EXERCISE BRIEF
All of the data is to be copied word for word.

------------------------------------------------

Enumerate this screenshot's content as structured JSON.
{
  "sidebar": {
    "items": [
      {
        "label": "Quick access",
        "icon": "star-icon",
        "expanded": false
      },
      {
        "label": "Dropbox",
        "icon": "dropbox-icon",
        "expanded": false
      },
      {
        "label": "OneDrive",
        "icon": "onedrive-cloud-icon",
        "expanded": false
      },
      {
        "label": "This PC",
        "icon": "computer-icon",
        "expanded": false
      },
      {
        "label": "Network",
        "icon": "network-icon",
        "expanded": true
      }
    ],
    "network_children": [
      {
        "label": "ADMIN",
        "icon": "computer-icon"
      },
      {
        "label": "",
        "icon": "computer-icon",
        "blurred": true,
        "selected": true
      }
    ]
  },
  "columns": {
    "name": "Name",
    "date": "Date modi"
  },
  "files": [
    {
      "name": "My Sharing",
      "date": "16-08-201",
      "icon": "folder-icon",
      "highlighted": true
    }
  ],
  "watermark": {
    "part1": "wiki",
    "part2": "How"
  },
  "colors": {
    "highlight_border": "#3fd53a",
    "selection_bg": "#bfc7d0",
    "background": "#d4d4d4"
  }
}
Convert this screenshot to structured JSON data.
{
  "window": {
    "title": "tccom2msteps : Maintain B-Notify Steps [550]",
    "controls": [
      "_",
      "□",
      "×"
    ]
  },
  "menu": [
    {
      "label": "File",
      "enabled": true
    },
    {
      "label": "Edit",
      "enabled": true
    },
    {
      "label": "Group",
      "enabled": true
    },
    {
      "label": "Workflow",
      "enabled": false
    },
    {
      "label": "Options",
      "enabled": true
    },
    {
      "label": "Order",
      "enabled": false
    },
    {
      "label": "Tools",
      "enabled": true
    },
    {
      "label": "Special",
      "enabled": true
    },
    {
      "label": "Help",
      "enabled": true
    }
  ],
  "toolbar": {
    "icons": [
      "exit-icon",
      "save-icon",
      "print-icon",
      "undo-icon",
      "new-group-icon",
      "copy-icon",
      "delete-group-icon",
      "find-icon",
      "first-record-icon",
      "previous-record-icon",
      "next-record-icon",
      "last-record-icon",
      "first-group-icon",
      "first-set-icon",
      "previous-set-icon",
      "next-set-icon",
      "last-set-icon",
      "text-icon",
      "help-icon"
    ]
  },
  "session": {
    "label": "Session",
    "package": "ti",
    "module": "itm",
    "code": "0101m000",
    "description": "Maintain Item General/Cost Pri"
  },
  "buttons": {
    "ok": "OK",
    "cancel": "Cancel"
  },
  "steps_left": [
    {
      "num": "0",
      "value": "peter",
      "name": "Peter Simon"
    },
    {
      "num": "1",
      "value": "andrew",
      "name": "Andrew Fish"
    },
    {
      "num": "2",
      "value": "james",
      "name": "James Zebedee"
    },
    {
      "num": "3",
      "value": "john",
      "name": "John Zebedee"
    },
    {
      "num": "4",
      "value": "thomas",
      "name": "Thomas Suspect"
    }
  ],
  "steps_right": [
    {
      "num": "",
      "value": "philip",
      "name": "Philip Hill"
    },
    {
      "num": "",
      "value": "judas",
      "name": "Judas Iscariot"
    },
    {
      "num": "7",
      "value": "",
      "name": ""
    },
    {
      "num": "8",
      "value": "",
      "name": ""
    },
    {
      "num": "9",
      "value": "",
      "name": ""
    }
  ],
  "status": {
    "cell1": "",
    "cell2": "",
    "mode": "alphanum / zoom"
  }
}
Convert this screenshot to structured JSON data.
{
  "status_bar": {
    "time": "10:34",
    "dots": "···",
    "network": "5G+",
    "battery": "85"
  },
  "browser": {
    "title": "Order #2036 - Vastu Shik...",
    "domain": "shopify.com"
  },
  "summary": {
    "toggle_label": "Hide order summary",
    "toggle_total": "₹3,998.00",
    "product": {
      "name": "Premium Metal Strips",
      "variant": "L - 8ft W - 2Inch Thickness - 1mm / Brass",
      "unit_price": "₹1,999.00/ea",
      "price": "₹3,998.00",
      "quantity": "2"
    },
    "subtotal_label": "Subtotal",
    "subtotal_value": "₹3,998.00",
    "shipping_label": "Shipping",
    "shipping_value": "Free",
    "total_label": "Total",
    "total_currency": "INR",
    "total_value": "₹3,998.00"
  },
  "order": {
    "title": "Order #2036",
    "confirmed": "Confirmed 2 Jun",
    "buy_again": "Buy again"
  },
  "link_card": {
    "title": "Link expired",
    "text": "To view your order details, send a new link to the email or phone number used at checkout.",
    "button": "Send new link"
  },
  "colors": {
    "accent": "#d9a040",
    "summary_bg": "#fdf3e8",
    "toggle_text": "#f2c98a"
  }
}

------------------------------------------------

COMPLETED EXERCISE
Enumerate this screenshot's content as structured JSON.
{
  "sidebar": {
    "items": [
      {
        "label": "Quick access",
        "icon": "star-icon",
        "expanded": false
      },
      {
        "label": "Dropbox",
        "icon": "dropbox-icon",
        "expanded": false
      },
      {
        "label": "OneDrive",
        "icon": "onedrive-cloud-icon",
        "expanded": false
      },
      {
        "label": "This PC",
        "icon": "computer-icon",
        "expanded": false
      },
      {
        "label": "Network",
        "icon": "network-icon",
        "expanded": true
      }
    ],
    "network_children": [
      {
        "label": "ADMIN",
        "icon": "computer-icon"
      },
      {
        "label": "",
        "icon": "computer-icon",
        "blurred": true,
        "selected": true
      }
    ]
  },
  "columns": {
    "name": "Name",
    "date": "Date modi"
  },
  "files": [
    {
      "name": "My Sharing",
      "date": "16-08-201",
      "icon": "folder-icon",
      "highlighted": true
    }
  ],
  "watermark": {
    "part1": "wiki",
    "part2": "How"
  },
  "colors": {
    "highlight_border": "#3fd53a",
    "selection_bg": "#bfc7d0",
    "background": "#d4d4d4"
  }
}
Convert this screenshot to structured JSON data.
{
  "window": {
    "title": "tccom2msteps : Maintain B-Notify Steps [550]",
    "controls": [
      "_",
      "□",
      "×"
    ]
  },
  "menu": [
    {
      "label": "File",
      "enabled": true
    },
    {
      "label": "Edit",
      "enabled": true
    },
    {
      "label": "Group",
      "enabled": true
    },
    {
      "label": "Workflow",
      "enabled": false
    },
    {
      "label": "Options",
      "enabled": true
    },
    {
      "label": "Order",
      "enabled": false
    },
    {
      "label": "Tools",
      "enabled": true
    },
    {
      "label": "Special",
      "enabled": true
    },
    {
      "label": "Help",
      "enabled": true
    }
  ],
  "toolbar": {
    "icons": [
      "exit-icon",
      "save-icon",
      "print-icon",
      "undo-icon",
      "new-group-icon",
      "copy-icon",
      "delete-group-icon",
      "find-icon",
      "first-record-icon",
      "previous-record-icon",
      "next-record-icon",
      "last-record-icon",
      "first-group-icon",
      "first-set-icon",
      "previous-set-icon",
      "next-set-icon",
      "last-set-icon",
      "text-icon",
      "help-icon"
    ]
  },
  "session": {
    "label": "Session",
    "package": "ti",
    "module": "itm",
    "code": "0101m000",
    "description": "Maintain Item General/Cost Pri"
  },
  "buttons": {
    "ok": "OK",
    "cancel": "Cancel"
  },
  "steps_left": [
    {
      "num": "0",
      "value": "peter",
      "name": "Peter Simon"
    },
    {
      "num": "1",
      "value": "andrew",
      "name": "Andrew Fish"
    },
    {
      "num": "2",
      "value": "james",
      "name": "James Zebedee"
    },
    {
      "num": "3",
      "value": "john",
      "name": "John Zebedee"
    },
    {
      "num": "4",
      "value": "thomas",
      "name": "Thomas Suspect"
    }
  ],
  "steps_right": [
    {
      "num": "",
      "value": "philip",
      "name": "Philip Hill"
    },
    {
      "num": "",
      "value": "judas",
      "name": "Judas Iscariot"
    },
    {
      "num": "7",
      "value": "",
      "name": ""
    },
    {
      "num": "8",
      "value": "",
      "name": ""
    },
    {
      "num": "9",
      "value": "",
      "name": ""
    }
  ],
  "status": {
    "cell1": "",
    "cell2": "",
    "mode": "alphanum / zoom"
  }
}
Convert this screenshot to structured JSON data.
{
  "status_bar": {
    "time": "10:34",
    "dots": "···",
    "network": "5G+",
    "battery": "85"
  },
  "browser": {
    "title": "Order #2036 - Vastu Shik...",
    "domain": "shopify.com"
  },
  "summary": {
    "toggle_label": "Hide order summary",
    "toggle_total": "₹3,998.00",
    "product": {
      "name": "Premium Metal Strips",
      "variant": "L - 8ft W - 2Inch Thickness - 1mm / Brass",
      "unit_price": "₹1,999.00/ea",
      "price": "₹3,998.00",
      "quantity": "2"
    },
    "subtotal_label": "Subtotal",
    "subtotal_value": "₹3,998.00",
    "shipping_label": "Shipping",
    "shipping_value": "Free",
    "total_label": "Total",
    "total_currency": "INR",
    "total_value": "₹3,998.00"
  },
  "order": {
    "title": "Order #2036",
    "confirmed": "Confirmed 2 Jun",
    "buy_again": "Buy again"
  },
  "link_card": {
    "title": "Link expired",
    "text": "To view your order details, send a new link to the email or phone number used at checkout.",
    "button": "Send new link"
  },
  "colors": {
    "accent": "#d9a040",
    "summary_bg": "#fdf3e8",
    "toggle_text": "#f2c98a"
  }
}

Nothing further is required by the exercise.